• Data provided:
......
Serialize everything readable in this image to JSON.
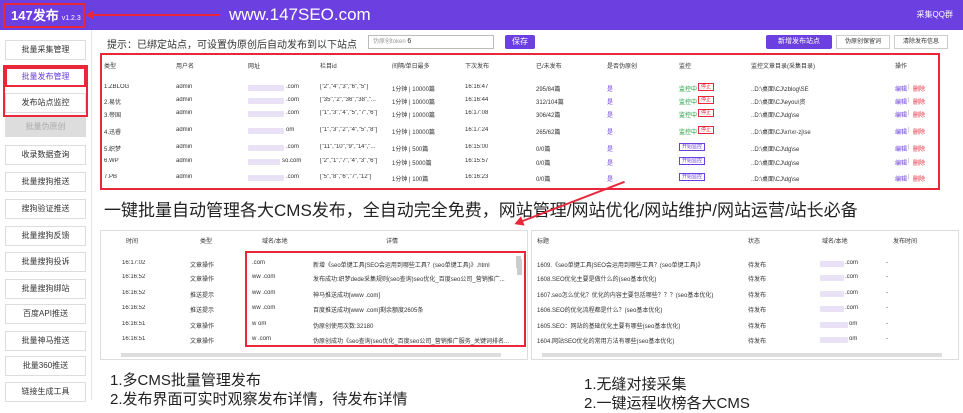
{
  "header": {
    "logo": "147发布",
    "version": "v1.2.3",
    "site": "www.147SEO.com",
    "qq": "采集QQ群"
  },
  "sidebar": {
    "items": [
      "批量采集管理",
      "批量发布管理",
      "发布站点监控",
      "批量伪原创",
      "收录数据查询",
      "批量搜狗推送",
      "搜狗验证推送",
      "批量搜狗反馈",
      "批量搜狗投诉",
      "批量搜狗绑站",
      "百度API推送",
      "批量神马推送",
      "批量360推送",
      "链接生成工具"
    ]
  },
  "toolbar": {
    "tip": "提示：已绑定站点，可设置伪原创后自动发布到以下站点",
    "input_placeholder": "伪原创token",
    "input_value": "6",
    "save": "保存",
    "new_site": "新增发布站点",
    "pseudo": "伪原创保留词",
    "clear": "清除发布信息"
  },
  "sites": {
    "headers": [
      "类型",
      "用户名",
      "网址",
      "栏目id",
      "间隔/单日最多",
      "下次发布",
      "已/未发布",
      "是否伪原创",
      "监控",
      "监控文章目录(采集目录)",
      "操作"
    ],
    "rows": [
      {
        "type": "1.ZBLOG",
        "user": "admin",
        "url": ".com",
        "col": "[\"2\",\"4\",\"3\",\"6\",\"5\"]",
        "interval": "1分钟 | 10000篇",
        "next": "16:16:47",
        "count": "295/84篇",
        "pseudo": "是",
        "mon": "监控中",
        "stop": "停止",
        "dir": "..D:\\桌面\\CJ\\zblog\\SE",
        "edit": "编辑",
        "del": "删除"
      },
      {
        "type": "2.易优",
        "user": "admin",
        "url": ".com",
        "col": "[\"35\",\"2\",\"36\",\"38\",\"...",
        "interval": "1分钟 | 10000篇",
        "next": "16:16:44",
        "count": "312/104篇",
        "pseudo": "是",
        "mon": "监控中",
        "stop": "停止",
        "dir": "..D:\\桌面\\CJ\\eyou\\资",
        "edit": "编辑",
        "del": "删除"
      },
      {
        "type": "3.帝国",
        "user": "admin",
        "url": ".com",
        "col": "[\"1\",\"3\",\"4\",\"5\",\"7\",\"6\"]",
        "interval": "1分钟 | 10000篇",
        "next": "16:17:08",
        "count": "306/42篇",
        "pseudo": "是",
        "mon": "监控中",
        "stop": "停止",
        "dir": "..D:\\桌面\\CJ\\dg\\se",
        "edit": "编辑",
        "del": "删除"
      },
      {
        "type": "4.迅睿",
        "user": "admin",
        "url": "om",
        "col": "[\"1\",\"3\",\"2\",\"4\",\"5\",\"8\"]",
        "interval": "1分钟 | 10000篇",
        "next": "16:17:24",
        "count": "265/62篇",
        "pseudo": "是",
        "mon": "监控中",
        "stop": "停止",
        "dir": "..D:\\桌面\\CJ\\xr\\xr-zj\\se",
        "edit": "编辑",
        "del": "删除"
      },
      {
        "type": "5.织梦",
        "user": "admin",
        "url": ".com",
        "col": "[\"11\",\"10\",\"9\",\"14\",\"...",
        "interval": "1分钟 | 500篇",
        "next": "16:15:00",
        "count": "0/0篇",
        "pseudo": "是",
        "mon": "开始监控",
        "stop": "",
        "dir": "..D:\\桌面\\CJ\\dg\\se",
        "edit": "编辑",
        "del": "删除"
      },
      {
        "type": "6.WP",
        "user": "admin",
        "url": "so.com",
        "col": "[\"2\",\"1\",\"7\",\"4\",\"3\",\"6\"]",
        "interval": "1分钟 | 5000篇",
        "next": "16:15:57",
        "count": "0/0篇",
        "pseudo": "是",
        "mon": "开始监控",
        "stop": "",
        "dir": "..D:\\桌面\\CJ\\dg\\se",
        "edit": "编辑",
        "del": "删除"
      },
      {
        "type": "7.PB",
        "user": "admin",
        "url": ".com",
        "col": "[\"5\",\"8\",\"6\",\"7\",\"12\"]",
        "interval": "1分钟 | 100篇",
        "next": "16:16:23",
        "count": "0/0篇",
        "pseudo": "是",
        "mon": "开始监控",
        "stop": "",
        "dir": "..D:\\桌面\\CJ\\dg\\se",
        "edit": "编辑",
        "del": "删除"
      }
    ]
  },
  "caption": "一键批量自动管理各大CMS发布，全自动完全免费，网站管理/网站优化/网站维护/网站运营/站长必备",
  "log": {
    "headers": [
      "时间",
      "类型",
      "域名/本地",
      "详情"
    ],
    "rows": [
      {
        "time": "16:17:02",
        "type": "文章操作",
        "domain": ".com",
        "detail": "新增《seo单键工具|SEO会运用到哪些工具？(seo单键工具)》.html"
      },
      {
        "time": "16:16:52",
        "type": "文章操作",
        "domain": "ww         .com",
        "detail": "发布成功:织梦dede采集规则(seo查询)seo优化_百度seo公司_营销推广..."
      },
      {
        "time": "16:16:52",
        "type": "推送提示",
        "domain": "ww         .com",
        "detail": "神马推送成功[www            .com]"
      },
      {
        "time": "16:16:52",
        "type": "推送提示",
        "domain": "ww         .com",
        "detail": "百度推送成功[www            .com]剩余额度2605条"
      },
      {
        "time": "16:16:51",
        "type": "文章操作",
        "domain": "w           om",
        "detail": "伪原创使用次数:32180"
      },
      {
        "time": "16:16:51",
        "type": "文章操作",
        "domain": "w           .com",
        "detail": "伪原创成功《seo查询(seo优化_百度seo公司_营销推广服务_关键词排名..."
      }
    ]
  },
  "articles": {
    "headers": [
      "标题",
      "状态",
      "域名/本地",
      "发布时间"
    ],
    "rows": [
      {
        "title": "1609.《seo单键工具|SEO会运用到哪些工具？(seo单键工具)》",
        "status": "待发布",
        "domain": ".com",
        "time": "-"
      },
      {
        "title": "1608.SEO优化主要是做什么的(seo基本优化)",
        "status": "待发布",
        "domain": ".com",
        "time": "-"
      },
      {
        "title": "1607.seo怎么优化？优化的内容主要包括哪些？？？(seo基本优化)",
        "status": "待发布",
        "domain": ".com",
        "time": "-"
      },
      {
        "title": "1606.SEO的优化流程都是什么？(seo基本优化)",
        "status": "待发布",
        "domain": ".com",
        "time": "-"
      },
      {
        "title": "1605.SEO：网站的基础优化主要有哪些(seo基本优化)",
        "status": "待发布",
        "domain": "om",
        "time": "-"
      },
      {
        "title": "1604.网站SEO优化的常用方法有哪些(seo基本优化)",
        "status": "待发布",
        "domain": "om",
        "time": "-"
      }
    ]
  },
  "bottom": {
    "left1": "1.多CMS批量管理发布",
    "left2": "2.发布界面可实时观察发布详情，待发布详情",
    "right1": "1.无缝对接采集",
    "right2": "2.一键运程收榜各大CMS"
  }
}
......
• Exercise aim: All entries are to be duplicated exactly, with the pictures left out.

• Response to the task:
Serialize everything readable in this image to JSON.
{
  "header": {
    "logo": "147发布",
    "version": "v1.2.3",
    "site": "www.147SEO.com",
    "qq": "采集QQ群"
  },
  "sidebar": {
    "items": [
      "批量采集管理",
      "批量发布管理",
      "发布站点监控",
      "批量伪原创",
      "收录数据查询",
      "批量搜狗推送",
      "搜狗验证推送",
      "批量搜狗反馈",
      "批量搜狗投诉",
      "批量搜狗绑站",
      "百度API推送",
      "批量神马推送",
      "批量360推送",
      "链接生成工具"
    ]
  },
  "toolbar": {
    "tip": "提示：已绑定站点，可设置伪原创后自动发布到以下站点",
    "input_placeholder": "伪原创token",
    "input_value": "6",
    "save": "保存",
    "new_site": "新增发布站点",
    "pseudo": "伪原创保留词",
    "clear": "清除发布信息"
  },
  "sites": {
    "headers": [
      "类型",
      "用户名",
      "网址",
      "栏目id",
      "间隔/单日最多",
      "下次发布",
      "已/未发布",
      "是否伪原创",
      "监控",
      "监控文章目录(采集目录)",
      "操作"
    ],
    "rows": [
      {
        "type": "1.ZBLOG",
        "user": "admin",
        "url": ".com",
        "col": "[\"2\",\"4\",\"3\",\"6\",\"5\"]",
        "interval": "1分钟 | 10000篇",
        "next": "16:16:47",
        "count": "295/84篇",
        "pseudo": "是",
        "mon": "监控中",
        "stop": "停止",
        "dir": "..D:\\桌面\\CJ\\zblog\\SE",
        "edit": "编辑",
        "del": "删除"
      },
      {
        "type": "2.易优",
        "user": "admin",
        "url": ".com",
        "col": "[\"35\",\"2\",\"36\",\"38\",\"...",
        "interval": "1分钟 | 10000篇",
        "next": "16:16:44",
        "count": "312/104篇",
        "pseudo": "是",
        "mon": "监控中",
        "stop": "停止",
        "dir": "..D:\\桌面\\CJ\\eyou\\资",
        "edit": "编辑",
        "del": "删除"
      },
      {
        "type": "3.帝国",
        "user": "admin",
        "url": ".com",
        "col": "[\"1\",\"3\",\"4\",\"5\",\"7\",\"6\"]",
        "interval": "1分钟 | 10000篇",
        "next": "16:17:08",
        "count": "306/42篇",
        "pseudo": "是",
        "mon": "监控中",
        "stop": "停止",
        "dir": "..D:\\桌面\\CJ\\dg\\se",
        "edit": "编辑",
        "del": "删除"
      },
      {
        "type": "4.迅睿",
        "user": "admin",
        "url": "om",
        "col": "[\"1\",\"3\",\"2\",\"4\",\"5\",\"8\"]",
        "interval": "1分钟 | 10000篇",
        "next": "16:17:24",
        "count": "265/62篇",
        "pseudo": "是",
        "mon": "监控中",
        "stop": "停止",
        "dir": "..D:\\桌面\\CJ\\xr\\xr-zj\\se",
        "edit": "编辑",
        "del": "删除"
      },
      {
        "type": "5.织梦",
        "user": "admin",
        "url": ".com",
        "col": "[\"11\",\"10\",\"9\",\"14\",\"...",
        "interval": "1分钟 | 500篇",
        "next": "16:15:00",
        "count": "0/0篇",
        "pseudo": "是",
        "mon": "开始监控",
        "stop": "",
        "dir": "..D:\\桌面\\CJ\\dg\\se",
        "edit": "编辑",
        "del": "删除"
      },
      {
        "type": "6.WP",
        "user": "admin",
        "url": "so.com",
        "col": "[\"2\",\"1\",\"7\",\"4\",\"3\",\"6\"]",
        "interval": "1分钟 | 5000篇",
        "next": "16:15:57",
        "count": "0/0篇",
        "pseudo": "是",
        "mon": "开始监控",
        "stop": "",
        "dir": "..D:\\桌面\\CJ\\dg\\se",
        "edit": "编辑",
        "del": "删除"
      },
      {
        "type": "7.PB",
        "user": "admin",
        "url": ".com",
        "col": "[\"5\",\"8\",\"6\",\"7\",\"12\"]",
        "interval": "1分钟 | 100篇",
        "next": "16:16:23",
        "count": "0/0篇",
        "pseudo": "是",
        "mon": "开始监控",
        "stop": "",
        "dir": "..D:\\桌面\\CJ\\dg\\se",
        "edit": "编辑",
        "del": "删除"
      }
    ]
  },
  "caption": "一键批量自动管理各大CMS发布，全自动完全免费，网站管理/网站优化/网站维护/网站运营/站长必备",
  "log": {
    "headers": [
      "时间",
      "类型",
      "域名/本地",
      "详情"
    ],
    "rows": [
      {
        "time": "16:17:02",
        "type": "文章操作",
        "domain": ".com",
        "detail": "新增《seo单键工具|SEO会运用到哪些工具？(seo单键工具)》.html"
      },
      {
        "time": "16:16:52",
        "type": "文章操作",
        "domain": "ww         .com",
        "detail": "发布成功:织梦dede采集规则(seo查询)seo优化_百度seo公司_营销推广..."
      },
      {
        "time": "16:16:52",
        "type": "推送提示",
        "domain": "ww         .com",
        "detail": "神马推送成功[www            .com]"
      },
      {
        "time": "16:16:52",
        "type": "推送提示",
        "domain": "ww         .com",
        "detail": "百度推送成功[www            .com]剩余额度2605条"
      },
      {
        "time": "16:16:51",
        "type": "文章操作",
        "domain": "w           om",
        "detail": "伪原创使用次数:32180"
      },
      {
        "time": "16:16:51",
        "type": "文章操作",
        "domain": "w           .com",
        "detail": "伪原创成功《seo查询(seo优化_百度seo公司_营销推广服务_关键词排名..."
      }
    ]
  },
  "articles": {
    "headers": [
      "标题",
      "状态",
      "域名/本地",
      "发布时间"
    ],
    "rows": [
      {
        "title": "1609.《seo单键工具|SEO会运用到哪些工具？(seo单键工具)》",
        "status": "待发布",
        "domain": ".com",
        "time": "-"
      },
      {
        "title": "1608.SEO优化主要是做什么的(seo基本优化)",
        "status": "待发布",
        "domain": ".com",
        "time": "-"
      },
      {
        "title": "1607.seo怎么优化？优化的内容主要包括哪些？？？(seo基本优化)",
        "status": "待发布",
        "domain": ".com",
        "time": "-"
      },
      {
        "title": "1606.SEO的优化流程都是什么？(seo基本优化)",
        "status": "待发布",
        "domain": ".com",
        "time": "-"
      },
      {
        "title": "1605.SEO：网站的基础优化主要有哪些(seo基本优化)",
        "status": "待发布",
        "domain": "om",
        "time": "-"
      },
      {
        "title": "1604.网站SEO优化的常用方法有哪些(seo基本优化)",
        "status": "待发布",
        "domain": "om",
        "time": "-"
      }
    ]
  },
  "bottom": {
    "left1": "1.多CMS批量管理发布",
    "left2": "2.发布界面可实时观察发布详情，待发布详情",
    "right1": "1.无缝对接采集",
    "right2": "2.一键运程收榜各大CMS"
  }
}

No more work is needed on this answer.